Exercise inputs:
■ ■ ■ ■ ■ ■ ■

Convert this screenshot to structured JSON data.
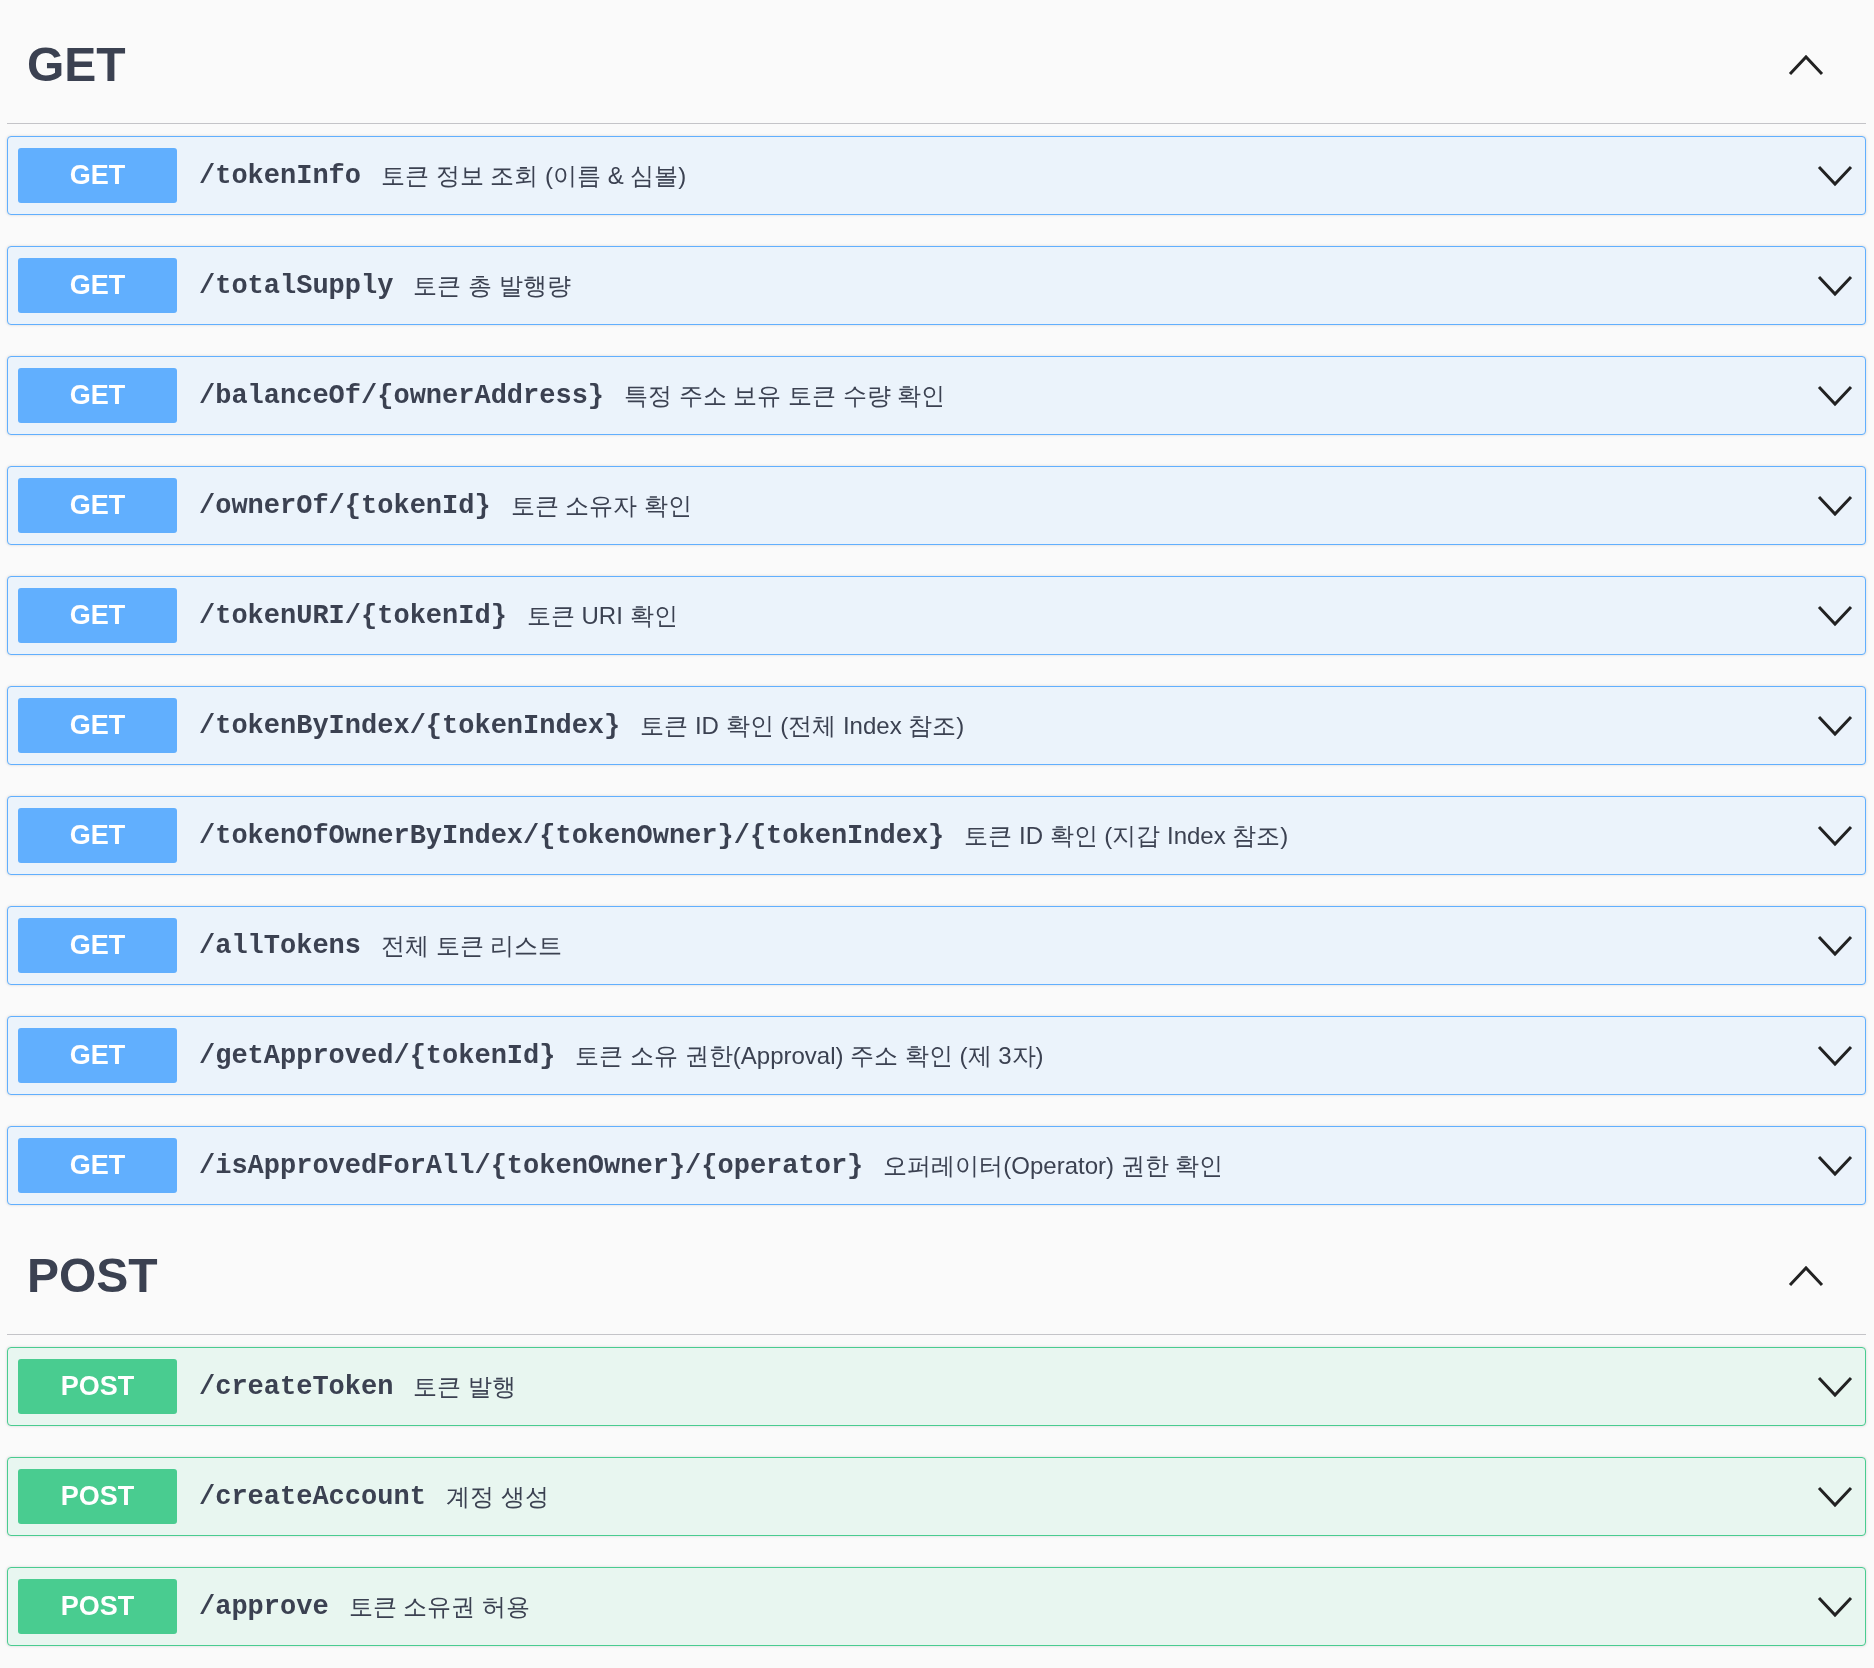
{
  "sections": [
    {
      "title": "GET",
      "kind": "get",
      "expanded": true,
      "operations": [
        {
          "method": "GET",
          "path": "/tokenInfo",
          "summary": "토큰 정보 조회 (이름 & 심볼)",
          "expanded": false
        },
        {
          "method": "GET",
          "path": "/totalSupply",
          "summary": "토큰 총 발행량",
          "expanded": false
        },
        {
          "method": "GET",
          "path": "/balanceOf/{ownerAddress}",
          "summary": "특정 주소 보유 토큰 수량 확인",
          "expanded": false
        },
        {
          "method": "GET",
          "path": "/ownerOf/{tokenId}",
          "summary": "토큰 소유자 확인",
          "expanded": false
        },
        {
          "method": "GET",
          "path": "/tokenURI/{tokenId}",
          "summary": "토큰 URI 확인",
          "expanded": false
        },
        {
          "method": "GET",
          "path": "/tokenByIndex/{tokenIndex}",
          "summary": "토큰 ID 확인 (전체 Index 참조)",
          "expanded": false
        },
        {
          "method": "GET",
          "path": "/tokenOfOwnerByIndex/{tokenOwner}/{tokenIndex}",
          "summary": "토큰 ID 확인 (지갑 Index 참조)",
          "expanded": false
        },
        {
          "method": "GET",
          "path": "/allTokens",
          "summary": "전체 토큰 리스트",
          "expanded": false
        },
        {
          "method": "GET",
          "path": "/getApproved/{tokenId}",
          "summary": "토큰 소유 권한(Approval) 주소 확인 (제 3자)",
          "expanded": false
        },
        {
          "method": "GET",
          "path": "/isApprovedForAll/{tokenOwner}/{operator}",
          "summary": "오퍼레이터(Operator) 권한 확인",
          "expanded": false
        }
      ]
    },
    {
      "title": "POST",
      "kind": "post",
      "expanded": true,
      "operations": [
        {
          "method": "POST",
          "path": "/createToken",
          "summary": "토큰 발행",
          "expanded": false
        },
        {
          "method": "POST",
          "path": "/createAccount",
          "summary": "계정 생성",
          "expanded": false
        },
        {
          "method": "POST",
          "path": "/approve",
          "summary": "토큰 소유권 허용",
          "expanded": false
        }
      ]
    }
  ]
}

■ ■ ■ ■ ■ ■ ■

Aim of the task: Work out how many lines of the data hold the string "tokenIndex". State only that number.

Exercise response: 2